• **What needs to be done**:
Only the pictures are to be dropped; return all other data below exactly.

────────────────────

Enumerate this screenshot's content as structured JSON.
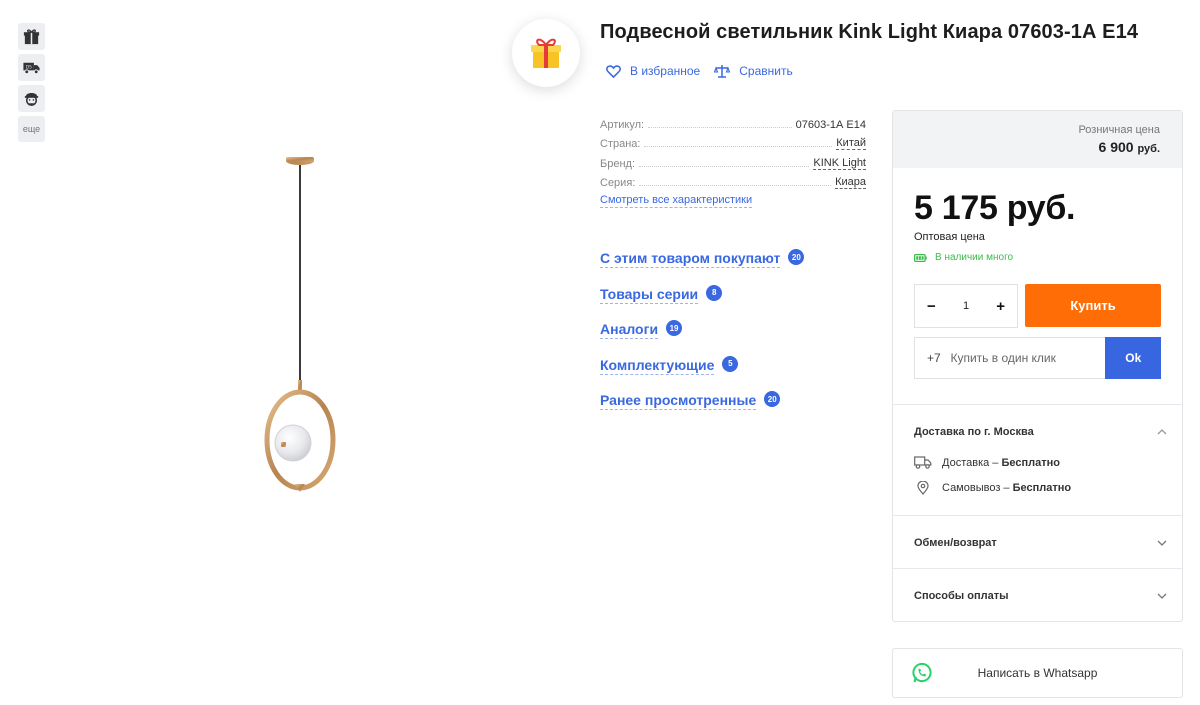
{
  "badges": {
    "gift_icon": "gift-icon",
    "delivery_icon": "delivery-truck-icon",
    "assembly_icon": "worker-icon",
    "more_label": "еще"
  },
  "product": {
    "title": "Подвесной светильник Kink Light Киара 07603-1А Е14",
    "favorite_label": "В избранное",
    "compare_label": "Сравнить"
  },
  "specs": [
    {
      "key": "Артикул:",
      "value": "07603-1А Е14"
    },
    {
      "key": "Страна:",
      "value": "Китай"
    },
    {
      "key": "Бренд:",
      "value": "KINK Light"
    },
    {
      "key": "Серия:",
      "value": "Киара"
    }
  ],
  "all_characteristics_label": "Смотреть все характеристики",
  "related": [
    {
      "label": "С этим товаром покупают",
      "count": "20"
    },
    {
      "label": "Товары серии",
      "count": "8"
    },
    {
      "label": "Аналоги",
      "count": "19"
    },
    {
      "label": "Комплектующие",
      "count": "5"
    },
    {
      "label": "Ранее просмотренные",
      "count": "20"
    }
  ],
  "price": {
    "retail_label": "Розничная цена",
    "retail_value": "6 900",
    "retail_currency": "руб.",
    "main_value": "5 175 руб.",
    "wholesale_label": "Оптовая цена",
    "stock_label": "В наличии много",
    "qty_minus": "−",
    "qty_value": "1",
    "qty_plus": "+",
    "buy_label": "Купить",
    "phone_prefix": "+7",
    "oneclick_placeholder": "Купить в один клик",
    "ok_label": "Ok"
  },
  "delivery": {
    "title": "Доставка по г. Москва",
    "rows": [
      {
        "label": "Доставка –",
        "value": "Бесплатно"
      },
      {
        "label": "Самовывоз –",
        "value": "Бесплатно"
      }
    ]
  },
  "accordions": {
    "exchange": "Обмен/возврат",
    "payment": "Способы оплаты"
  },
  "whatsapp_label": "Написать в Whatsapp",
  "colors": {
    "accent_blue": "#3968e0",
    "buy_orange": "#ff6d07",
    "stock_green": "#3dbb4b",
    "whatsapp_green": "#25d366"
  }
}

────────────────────

• **Solution**:
Enumerate this screenshot's content as structured JSON.
{
  "badges": {
    "gift_icon": "gift-icon",
    "delivery_icon": "delivery-truck-icon",
    "assembly_icon": "worker-icon",
    "more_label": "еще"
  },
  "product": {
    "title": "Подвесной светильник Kink Light Киара 07603-1А Е14",
    "favorite_label": "В избранное",
    "compare_label": "Сравнить"
  },
  "specs": [
    {
      "key": "Артикул:",
      "value": "07603-1А Е14"
    },
    {
      "key": "Страна:",
      "value": "Китай"
    },
    {
      "key": "Бренд:",
      "value": "KINK Light"
    },
    {
      "key": "Серия:",
      "value": "Киара"
    }
  ],
  "all_characteristics_label": "Смотреть все характеристики",
  "related": [
    {
      "label": "С этим товаром покупают",
      "count": "20"
    },
    {
      "label": "Товары серии",
      "count": "8"
    },
    {
      "label": "Аналоги",
      "count": "19"
    },
    {
      "label": "Комплектующие",
      "count": "5"
    },
    {
      "label": "Ранее просмотренные",
      "count": "20"
    }
  ],
  "price": {
    "retail_label": "Розничная цена",
    "retail_value": "6 900",
    "retail_currency": "руб.",
    "main_value": "5 175 руб.",
    "wholesale_label": "Оптовая цена",
    "stock_label": "В наличии много",
    "qty_minus": "−",
    "qty_value": "1",
    "qty_plus": "+",
    "buy_label": "Купить",
    "phone_prefix": "+7",
    "oneclick_placeholder": "Купить в один клик",
    "ok_label": "Ok"
  },
  "delivery": {
    "title": "Доставка по г. Москва",
    "rows": [
      {
        "label": "Доставка –",
        "value": "Бесплатно"
      },
      {
        "label": "Самовывоз –",
        "value": "Бесплатно"
      }
    ]
  },
  "accordions": {
    "exchange": "Обмен/возврат",
    "payment": "Способы оплаты"
  },
  "whatsapp_label": "Написать в Whatsapp",
  "colors": {
    "accent_blue": "#3968e0",
    "buy_orange": "#ff6d07",
    "stock_green": "#3dbb4b",
    "whatsapp_green": "#25d366"
  }
}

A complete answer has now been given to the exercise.